▶ _Problem_: Retype the entries exactly; omit all pictures.

▶ _Records provided_:
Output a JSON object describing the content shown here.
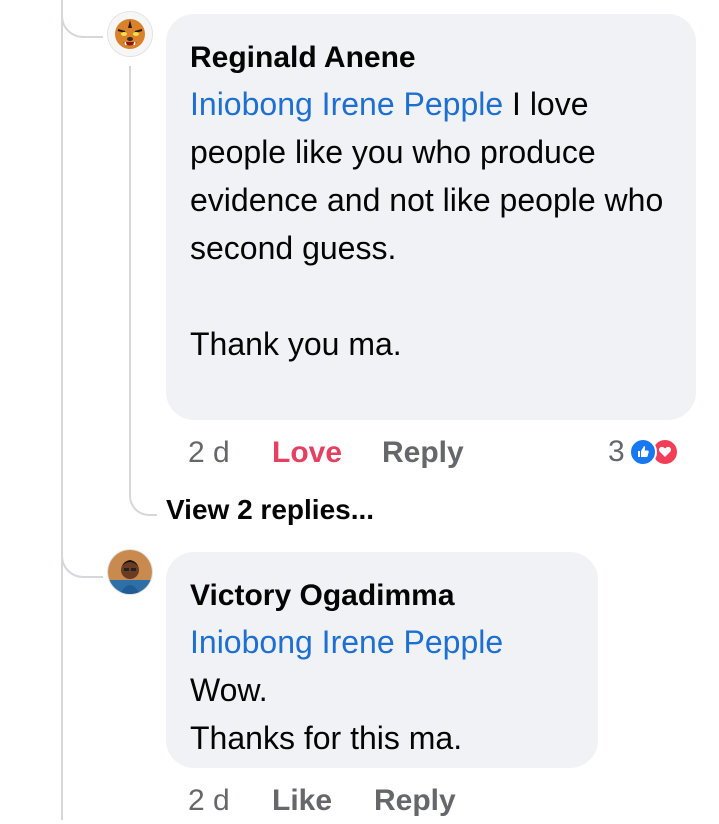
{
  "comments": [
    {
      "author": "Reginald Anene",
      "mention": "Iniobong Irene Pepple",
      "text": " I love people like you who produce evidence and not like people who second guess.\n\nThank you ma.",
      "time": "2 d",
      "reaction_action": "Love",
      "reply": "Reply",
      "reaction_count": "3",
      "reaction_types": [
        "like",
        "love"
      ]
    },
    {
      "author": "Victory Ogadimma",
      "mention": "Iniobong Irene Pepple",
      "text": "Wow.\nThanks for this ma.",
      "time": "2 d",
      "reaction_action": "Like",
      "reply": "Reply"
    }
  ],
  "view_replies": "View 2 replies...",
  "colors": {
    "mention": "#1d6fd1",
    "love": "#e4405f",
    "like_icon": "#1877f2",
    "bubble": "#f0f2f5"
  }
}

▶ _Solution below_:
Output a JSON object describing the content shown here.
{
  "comments": [
    {
      "author": "Reginald Anene",
      "mention": "Iniobong Irene Pepple",
      "text": " I love people like you who produce evidence and not like people who second guess.\n\nThank you ma.",
      "time": "2 d",
      "reaction_action": "Love",
      "reply": "Reply",
      "reaction_count": "3",
      "reaction_types": [
        "like",
        "love"
      ]
    },
    {
      "author": "Victory Ogadimma",
      "mention": "Iniobong Irene Pepple",
      "text": "Wow.\nThanks for this ma.",
      "time": "2 d",
      "reaction_action": "Like",
      "reply": "Reply"
    }
  ],
  "view_replies": "View 2 replies...",
  "colors": {
    "mention": "#1d6fd1",
    "love": "#e4405f",
    "like_icon": "#1877f2",
    "bubble": "#f0f2f5"
  }
}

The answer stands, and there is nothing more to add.